“I’ve been watching this thing bloom over the last month and the more I’ve been here, the more I noticed that you’re basically walking into this dude’s mind, and into his actual living space, at the same time,” Ayles said. “When you open the doors, suddenly you’re inside this dudes head, which is why I think it’s so important for people to see. To see what it’s like to live a day in the life of someone isn’t something we normally get to do, and like, that’s what this entire space is. It slaps you with the reality of what it feels like to be in this dude’s shoes.”
A space long laid out for commercial usage, there are no functional windows that can be opened in the building and the lack of circulation causes the humidity to rest upon your skin. Visitors shift uncomfortably, attempting to adjust their bodies’ rising temperatures, sweat forming on the brow. A frame-less mattress covered in threadbare blankets is the only thing in the empty room besides the heavy paint fumes.
As you stand there in the cavalcade of colors, moods and heat, your heart rate increases as your eyes dart around the room looking for the closest exit. In that moment of panic, all you want is to escape, and that’s when it hits you; the murals are full of faces. Staring at you. Judging you.
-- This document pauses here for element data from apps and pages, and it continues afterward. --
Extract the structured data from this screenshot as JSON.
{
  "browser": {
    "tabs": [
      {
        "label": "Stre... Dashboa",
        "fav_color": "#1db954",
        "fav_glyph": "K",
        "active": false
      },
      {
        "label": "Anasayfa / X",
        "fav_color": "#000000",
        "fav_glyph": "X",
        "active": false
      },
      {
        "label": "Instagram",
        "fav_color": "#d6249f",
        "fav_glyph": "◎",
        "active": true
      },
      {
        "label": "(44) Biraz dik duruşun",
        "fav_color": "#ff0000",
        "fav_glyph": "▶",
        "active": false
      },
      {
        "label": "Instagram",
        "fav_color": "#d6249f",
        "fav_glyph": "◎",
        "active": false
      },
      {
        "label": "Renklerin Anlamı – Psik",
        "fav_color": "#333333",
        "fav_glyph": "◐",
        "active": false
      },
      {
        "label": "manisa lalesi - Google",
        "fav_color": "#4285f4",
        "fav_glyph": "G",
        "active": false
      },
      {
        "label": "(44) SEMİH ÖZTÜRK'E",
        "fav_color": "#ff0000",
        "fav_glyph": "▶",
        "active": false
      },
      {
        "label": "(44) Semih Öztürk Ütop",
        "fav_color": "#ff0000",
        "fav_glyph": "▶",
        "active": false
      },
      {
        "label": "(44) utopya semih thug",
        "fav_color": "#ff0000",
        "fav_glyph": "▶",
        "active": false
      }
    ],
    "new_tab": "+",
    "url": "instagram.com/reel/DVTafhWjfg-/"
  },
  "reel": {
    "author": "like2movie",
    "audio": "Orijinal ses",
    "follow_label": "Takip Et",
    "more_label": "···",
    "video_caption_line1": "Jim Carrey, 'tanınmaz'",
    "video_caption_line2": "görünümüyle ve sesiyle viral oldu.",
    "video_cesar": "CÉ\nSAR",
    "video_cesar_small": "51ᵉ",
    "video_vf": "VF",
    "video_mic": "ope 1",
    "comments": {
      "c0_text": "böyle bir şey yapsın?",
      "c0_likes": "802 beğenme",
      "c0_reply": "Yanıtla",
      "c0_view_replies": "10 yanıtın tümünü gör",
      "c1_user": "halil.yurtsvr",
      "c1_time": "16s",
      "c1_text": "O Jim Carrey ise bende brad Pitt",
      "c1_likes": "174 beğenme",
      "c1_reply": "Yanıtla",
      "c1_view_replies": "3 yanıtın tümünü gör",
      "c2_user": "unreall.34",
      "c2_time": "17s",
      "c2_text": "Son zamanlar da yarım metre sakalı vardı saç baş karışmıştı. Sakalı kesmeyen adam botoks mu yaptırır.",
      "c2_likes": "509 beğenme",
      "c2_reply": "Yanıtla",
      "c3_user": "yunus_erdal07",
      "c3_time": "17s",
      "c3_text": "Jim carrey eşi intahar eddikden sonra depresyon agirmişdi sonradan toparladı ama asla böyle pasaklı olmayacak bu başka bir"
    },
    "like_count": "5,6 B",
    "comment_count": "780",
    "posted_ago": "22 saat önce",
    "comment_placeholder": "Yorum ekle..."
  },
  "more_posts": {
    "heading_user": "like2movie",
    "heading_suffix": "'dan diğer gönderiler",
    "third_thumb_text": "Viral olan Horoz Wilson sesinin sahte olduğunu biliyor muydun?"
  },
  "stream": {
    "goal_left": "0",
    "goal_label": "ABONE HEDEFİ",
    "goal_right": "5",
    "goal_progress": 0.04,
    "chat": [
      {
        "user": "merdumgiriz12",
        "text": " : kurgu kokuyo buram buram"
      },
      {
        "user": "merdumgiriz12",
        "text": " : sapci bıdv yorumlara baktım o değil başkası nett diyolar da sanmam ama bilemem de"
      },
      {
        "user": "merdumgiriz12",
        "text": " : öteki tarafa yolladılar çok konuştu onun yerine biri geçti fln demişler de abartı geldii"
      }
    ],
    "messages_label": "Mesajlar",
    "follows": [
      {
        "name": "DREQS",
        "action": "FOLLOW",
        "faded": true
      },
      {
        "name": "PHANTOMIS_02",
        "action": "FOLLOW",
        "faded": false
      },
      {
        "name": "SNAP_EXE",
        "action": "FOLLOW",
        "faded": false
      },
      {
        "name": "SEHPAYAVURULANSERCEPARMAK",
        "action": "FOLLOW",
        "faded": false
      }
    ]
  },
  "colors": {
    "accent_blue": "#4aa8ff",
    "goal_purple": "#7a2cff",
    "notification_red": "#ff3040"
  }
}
And that’s when it truly hits.
No One wants you to feel in a constant state of unease, to have to sit with the uncomfortable reality that no matter how many inches of wall you fill, the emptiness pervades. It’s unclear whether the faces are those of a real family, long ago friends, or perceived demons. While No One has been fairly open about the space, he doesn’t want to talk much about his personal life. He doesn’t speak of family or children. He doesn’t open up about his past. Instead, he chooses to only focus on the reality of the present.
“People think it can’t happen to them. Until it does, ya know? They think it only happens to crazy folks or criminals or punk-ass kids. They assume that’s what we are,” he rails, his voice ebbing and flowing from elevated anger to sullen sadness, “until it happens to them. That’s when they open their eyes.”
As a squatter, No One’s existence in the building could well be short-lived. However, visits can be facilitated by private showings before his work disappears from the city’s landscape.
Contact email@example.com to learn more about the coordinates of the space and to schedule a viewing.